Some of the districts we talk to ask us about performance-based assessments, if we have clients that use them, and how successful it has been. It seems that performance based assessments have been around for a long time but districts have a difficult time implementing and grading them. We do, in fact, have some clients that are successful with this type of assessment. The key to this success is in assessment management process. So let’s answer some questions:What are performance-based assessments?
Performance-based assessments are an alternative to traditional multiple choice assessments. They are “designed to encompass a better overall representation of student progress including the effectiveness of teacher lesson plans, worksheets and study skills. The idea with performance-based testing is to gather a demonstration of the scope of knowledge a student has on a subject rather than simply testing the accuracy of their response on a selection of questions.” - http://www.teach-nology.comWhy implement performance-based assessments?
Some believe that the traditional methods of testing do not accurately measure student knowledge so these methods are not the best indicator of student performance. Performance-based assessments can, therefore, be used to supplement the testing process and encompass a wider range of performance criteria measurement.What makes this difficult to implement?
The difficult part of managing performance-based assessments is in the time it takes to grade the assessments for large classrooms as well as how to grade the assessments in the most objective manner possible.
That leaves us with how do teachers successfully manage performance-based assessments in the classroom? -- They implement a rubric grading model. Now this can be a manual or an automated process. For our clients, we use an automated process where teachers can build and reuse rubrics that connect to their curriculum and assessments.
Other districts use a paper-based process where teachers manually create the rubrics.
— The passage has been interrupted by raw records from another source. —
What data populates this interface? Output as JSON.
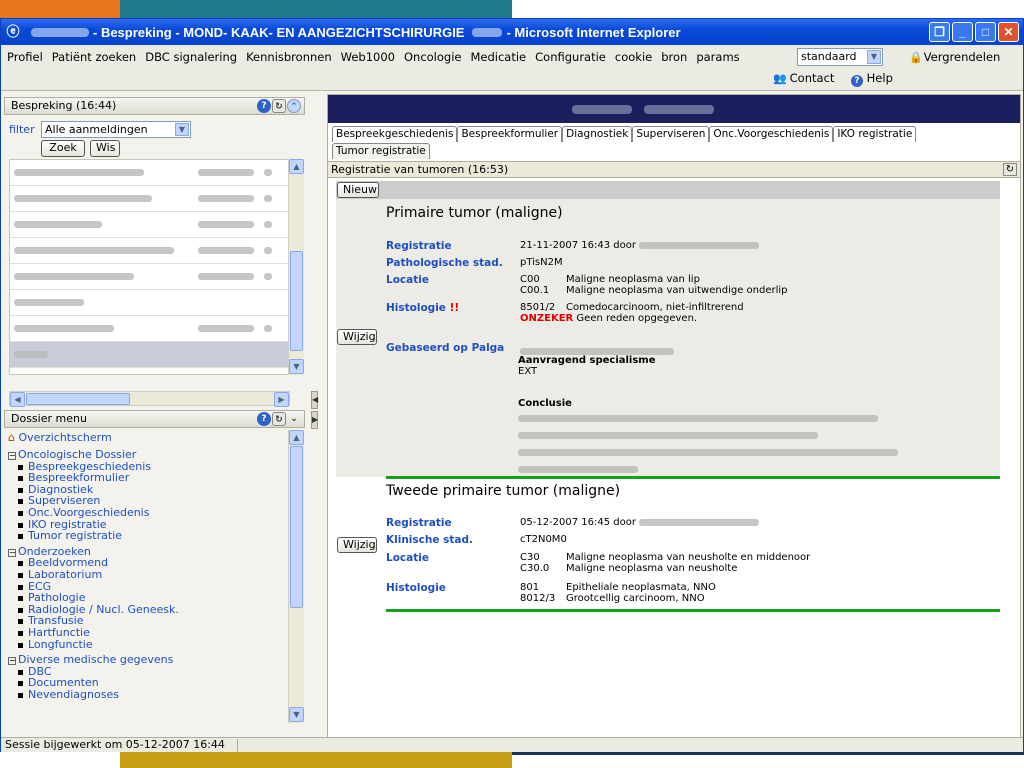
{
  "window": {
    "title_prefix": "- Bespreking - MOND- KAAK- EN AANGEZICHTSCHIRURGIE",
    "title_suffix": "- Microsoft Internet Explorer"
  },
  "menu": {
    "items": [
      "Profiel",
      "Patiënt zoeken",
      "DBC signalering",
      "Kennisbronnen",
      "Web1000",
      "Oncologie",
      "Medicatie",
      "Configuratie",
      "cookie",
      "bron",
      "params"
    ],
    "select_value": "standaard",
    "lock_label": "Vergrendelen",
    "contact_label": "Contact",
    "help_label": "Help"
  },
  "bespreking_panel": {
    "title": "Bespreking (16:44)",
    "filter_label": "filter",
    "filter_value": "Alle aanmeldingen",
    "search_button": "Zoek",
    "clear_button": "Wis"
  },
  "dossier_panel": {
    "title": "Dossier menu",
    "overview": "Overzichtscherm",
    "sections": [
      {
        "label": "Oncologische Dossier",
        "items": [
          "Bespreekgeschiedenis",
          "Bespreekformulier",
          "Diagnostiek",
          "Superviseren",
          "Onc.Voorgeschiedenis",
          "IKO registratie",
          "Tumor registratie"
        ]
      },
      {
        "label": "Onderzoeken",
        "items": [
          "Beeldvormend",
          "Laboratorium",
          "ECG",
          "Pathologie",
          "Radiologie / Nucl. Geneesk.",
          "Transfusie",
          "Hartfunctie",
          "Longfunctie"
        ]
      },
      {
        "label": "Diverse medische gegevens",
        "items": [
          "DBC",
          "Documenten",
          "Nevendiagnoses"
        ]
      }
    ]
  },
  "tabs": {
    "row1": [
      "Bespreekgeschiedenis",
      "Bespreekformulier",
      "Diagnostiek",
      "Superviseren",
      "Onc.Voorgeschiedenis",
      "IKO registratie"
    ],
    "row2": [
      "Tumor registratie"
    ]
  },
  "registratie": {
    "section_title": "Registratie van tumoren (16:53)",
    "new_button": "Nieuw",
    "edit_button": "Wijzig",
    "tumor1": {
      "title": "Primaire tumor (maligne)",
      "reg_label": "Registratie",
      "reg_value": "21-11-2007 16:43 door",
      "stad_label": "Pathologische stad.",
      "stad_value": "pTisN2M",
      "loc_label": "Locatie",
      "loc_code1": "C00",
      "loc_text1": "Maligne neoplasma van lip",
      "loc_code2": "C00.1",
      "loc_text2": "Maligne neoplasma van uitwendige onderlip",
      "hist_label": "Histologie",
      "hist_flag": "!!",
      "hist_code": "8501/2",
      "hist_text": "Comedocarcinoom, niet-infiltrerend",
      "uncertain": "ONZEKER",
      "uncertain_text": "Geen reden opgegeven.",
      "palga_label": "Gebaseerd op Palga",
      "spec_label": "Aanvragend specialisme",
      "spec_value": "EXT",
      "concl_label": "Conclusie"
    },
    "tumor2": {
      "title": "Tweede primaire tumor (maligne)",
      "reg_label": "Registratie",
      "reg_value": "05-12-2007 16:45 door",
      "stad_label": "Klinische stad.",
      "stad_value": "cT2N0M0",
      "loc_label": "Locatie",
      "loc_code1": "C30",
      "loc_text1": "Maligne neoplasma van neusholte en middenoor",
      "loc_code2": "C30.0",
      "loc_text2": "Maligne neoplasma van neusholte",
      "hist_label": "Histologie",
      "hist_code1": "801",
      "hist_text1": "Epitheliale neoplasmata, NNO",
      "hist_code2": "8012/3",
      "hist_text2": "Grootcellig carcinoom, NNO"
    }
  },
  "status": {
    "text": "Sessie bijgewerkt om 05-12-2007 16:44"
  }
}
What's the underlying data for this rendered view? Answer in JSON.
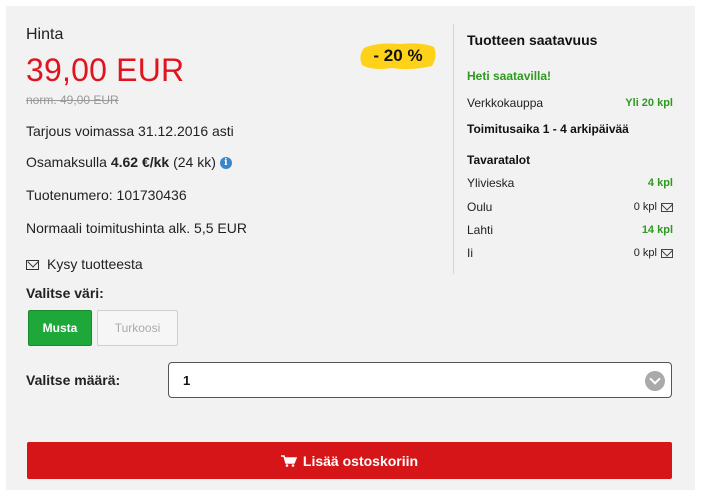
{
  "price": {
    "label": "Hinta",
    "current": "39,00 EUR",
    "normal": "norm. 49,00 EUR",
    "discount_badge": "- 20 %"
  },
  "details": {
    "offer_valid": "Tarjous voimassa 31.12.2016 asti",
    "installment_prefix": "Osamaksulla ",
    "installment_amount": "4.62 €/kk",
    "installment_suffix": " (24 kk)",
    "product_number": "Tuotenumero: 101730436",
    "delivery_price": "Normaali toimitushinta alk. 5,5 EUR",
    "ask_link": "Kysy tuotteesta"
  },
  "availability": {
    "title": "Tuotteen saatavuus",
    "status": "Heti saatavilla!",
    "online_label": "Verkkokauppa",
    "online_qty": "Yli 20 kpl",
    "delivery_time": "Toimitusaika 1 - 4 arkipäivää",
    "stores_title": "Tavaratalot",
    "stores": [
      {
        "name": "Ylivieska",
        "qty": "4 kpl"
      },
      {
        "name": "Oulu",
        "qty": "0 kpl"
      },
      {
        "name": "Lahti",
        "qty": "14 kpl"
      },
      {
        "name": "Ii",
        "qty": "0 kpl"
      }
    ]
  },
  "color_select": {
    "label": "Valitse väri:",
    "options": [
      "Musta",
      "Turkoosi"
    ],
    "selected": "Musta"
  },
  "quantity": {
    "label": "Valitse määrä:",
    "value": "1"
  },
  "cart_button": {
    "label": "Lisää ostoskoriin"
  },
  "colors": {
    "price_red": "#e0141e",
    "in_stock_green": "#2e9a1f",
    "selected_green": "#1fa83a",
    "cart_red": "#d51517",
    "badge_yellow": "#ffd21a"
  }
}
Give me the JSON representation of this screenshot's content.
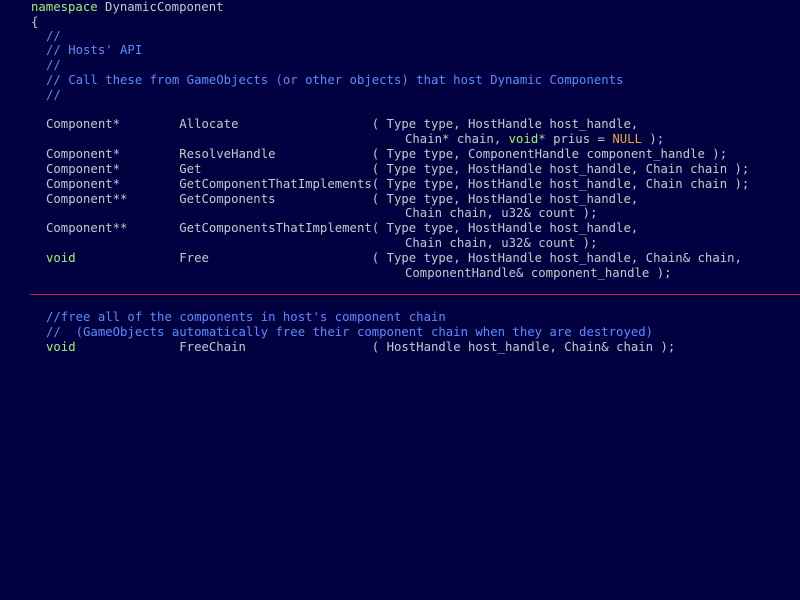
{
  "colors": {
    "background": "#000040",
    "keyword": "#a0f070",
    "text": "#c8c8c8",
    "comment": "#5a8cff",
    "null_literal": "#f0a040",
    "separator": "#d02020"
  },
  "header": {
    "keyword_namespace": "namespace",
    "namespace_name": " DynamicComponent",
    "open_brace": "{"
  },
  "comments_top": [
    "//",
    "// Hosts' API",
    "//",
    "// Call these from GameObjects (or other objects) that host Dynamic Components",
    "//"
  ],
  "declarations": {
    "allocate_1": "Component*        Allocate                  ( Type type, HostHandle host_handle,",
    "allocate_2a": "Chain* chain, ",
    "allocate_2b": "void",
    "allocate_2c": "* prius = ",
    "allocate_2d": "NULL",
    "allocate_2e": " );",
    "resolve": "Component*        ResolveHandle             ( Type type, ComponentHandle component_handle );",
    "get": "Component*        Get                       ( Type type, HostHandle host_handle, Chain chain );",
    "get_impl": "Component*        GetComponentThatImplements( Type type, HostHandle host_handle, Chain chain );",
    "get_comps_1": "Component**       GetComponents             ( Type type, HostHandle host_handle,",
    "get_comps_2": "Chain chain, u32& count );",
    "get_impls_1": "Component**       GetComponentsThatImplement( Type type, HostHandle host_handle,",
    "get_impls_2": "Chain chain, u32& count );",
    "free_kw": "void",
    "free_rest": "              Free                      ( Type type, HostHandle host_handle, Chain& chain,",
    "free_2": "ComponentHandle& component_handle );"
  },
  "comments_bottom": [
    "//free all of the components in host's component chain",
    "//  (GameObjects automatically free their component chain when they are destroyed)"
  ],
  "freechain": {
    "kw": "void",
    "rest": "              FreeChain                 ( HostHandle host_handle, Chain& chain );"
  }
}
The automated process obviously saves more time but both help the teacher to objectively grade their assessments.Here are some additional resources related to rubrics and performance-based assessments:Performance Based Assessment
| teAchnologyWhy Rubrics?
Labels: assessment, curriculum management, education, K-12, rubrics, technology